Exercise prompt
Return the records verbatim.

*** Given data Section Begins ***

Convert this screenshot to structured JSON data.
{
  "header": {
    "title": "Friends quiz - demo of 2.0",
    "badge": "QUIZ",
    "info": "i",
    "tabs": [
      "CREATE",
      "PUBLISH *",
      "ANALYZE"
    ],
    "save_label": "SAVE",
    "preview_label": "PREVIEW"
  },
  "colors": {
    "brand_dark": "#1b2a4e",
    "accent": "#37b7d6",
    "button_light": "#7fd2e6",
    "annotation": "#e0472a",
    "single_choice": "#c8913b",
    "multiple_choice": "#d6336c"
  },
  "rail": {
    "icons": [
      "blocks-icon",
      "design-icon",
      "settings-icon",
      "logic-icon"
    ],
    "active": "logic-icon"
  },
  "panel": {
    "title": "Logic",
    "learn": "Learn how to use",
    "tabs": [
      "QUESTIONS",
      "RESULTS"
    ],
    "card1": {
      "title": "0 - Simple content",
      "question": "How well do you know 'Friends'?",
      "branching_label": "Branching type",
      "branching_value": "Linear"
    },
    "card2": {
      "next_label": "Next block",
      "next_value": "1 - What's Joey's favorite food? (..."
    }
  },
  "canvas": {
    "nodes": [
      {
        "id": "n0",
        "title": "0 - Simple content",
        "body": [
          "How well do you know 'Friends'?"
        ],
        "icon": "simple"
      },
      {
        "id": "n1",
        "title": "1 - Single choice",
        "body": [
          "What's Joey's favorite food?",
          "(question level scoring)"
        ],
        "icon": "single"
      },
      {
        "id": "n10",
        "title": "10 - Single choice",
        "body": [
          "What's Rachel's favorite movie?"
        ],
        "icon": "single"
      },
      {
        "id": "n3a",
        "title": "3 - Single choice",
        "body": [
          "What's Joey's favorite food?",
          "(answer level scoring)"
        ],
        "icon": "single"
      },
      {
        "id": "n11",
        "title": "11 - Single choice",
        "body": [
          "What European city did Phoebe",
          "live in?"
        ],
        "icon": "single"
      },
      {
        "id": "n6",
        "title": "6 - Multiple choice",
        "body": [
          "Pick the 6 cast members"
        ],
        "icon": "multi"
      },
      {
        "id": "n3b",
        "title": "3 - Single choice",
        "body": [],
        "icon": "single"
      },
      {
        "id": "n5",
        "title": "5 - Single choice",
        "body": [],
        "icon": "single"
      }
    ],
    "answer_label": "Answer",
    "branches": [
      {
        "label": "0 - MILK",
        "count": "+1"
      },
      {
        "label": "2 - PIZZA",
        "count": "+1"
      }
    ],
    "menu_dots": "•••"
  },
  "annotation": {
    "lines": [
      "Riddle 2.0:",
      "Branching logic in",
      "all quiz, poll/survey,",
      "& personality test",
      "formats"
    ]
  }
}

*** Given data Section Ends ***

Result
Convert this screenshot to structured JSON data.
{
  "header": {
    "title": "Friends quiz - demo of 2.0",
    "badge": "QUIZ",
    "info": "i",
    "tabs": [
      "CREATE",
      "PUBLISH *",
      "ANALYZE"
    ],
    "save_label": "SAVE",
    "preview_label": "PREVIEW"
  },
  "colors": {
    "brand_dark": "#1b2a4e",
    "accent": "#37b7d6",
    "button_light": "#7fd2e6",
    "annotation": "#e0472a",
    "single_choice": "#c8913b",
    "multiple_choice": "#d6336c"
  },
  "rail": {
    "icons": [
      "blocks-icon",
      "design-icon",
      "settings-icon",
      "logic-icon"
    ],
    "active": "logic-icon"
  },
  "panel": {
    "title": "Logic",
    "learn": "Learn how to use",
    "tabs": [
      "QUESTIONS",
      "RESULTS"
    ],
    "card1": {
      "title": "0 - Simple content",
      "question": "How well do you know 'Friends'?",
      "branching_label": "Branching type",
      "branching_value": "Linear"
    },
    "card2": {
      "next_label": "Next block",
      "next_value": "1 - What's Joey's favorite food? (..."
    }
  },
  "canvas": {
    "nodes": [
      {
        "id": "n0",
        "title": "0 - Simple content",
        "body": [
          "How well do you know 'Friends'?"
        ],
        "icon": "simple"
      },
      {
        "id": "n1",
        "title": "1 - Single choice",
        "body": [
          "What's Joey's favorite food?",
          "(question level scoring)"
        ],
        "icon": "single"
      },
      {
        "id": "n10",
        "title": "10 - Single choice",
        "body": [
          "What's Rachel's favorite movie?"
        ],
        "icon": "single"
      },
      {
        "id": "n3a",
        "title": "3 - Single choice",
        "body": [
          "What's Joey's favorite food?",
          "(answer level scoring)"
        ],
        "icon": "single"
      },
      {
        "id": "n11",
        "title": "11 - Single choice",
        "body": [
          "What European city did Phoebe",
          "live in?"
        ],
        "icon": "single"
      },
      {
        "id": "n6",
        "title": "6 - Multiple choice",
        "body": [
          "Pick the 6 cast members"
        ],
        "icon": "multi"
      },
      {
        "id": "n3b",
        "title": "3 - Single choice",
        "body": [],
        "icon": "single"
      },
      {
        "id": "n5",
        "title": "5 - Single choice",
        "body": [],
        "icon": "single"
      }
    ],
    "answer_label": "Answer",
    "branches": [
      {
        "label": "0 - MILK",
        "count": "+1"
      },
      {
        "label": "2 - PIZZA",
        "count": "+1"
      }
    ],
    "menu_dots": "•••"
  },
  "annotation": {
    "lines": [
      "Riddle 2.0:",
      "Branching logic in",
      "all quiz, poll/survey,",
      "& personality test",
      "formats"
    ]
  }
}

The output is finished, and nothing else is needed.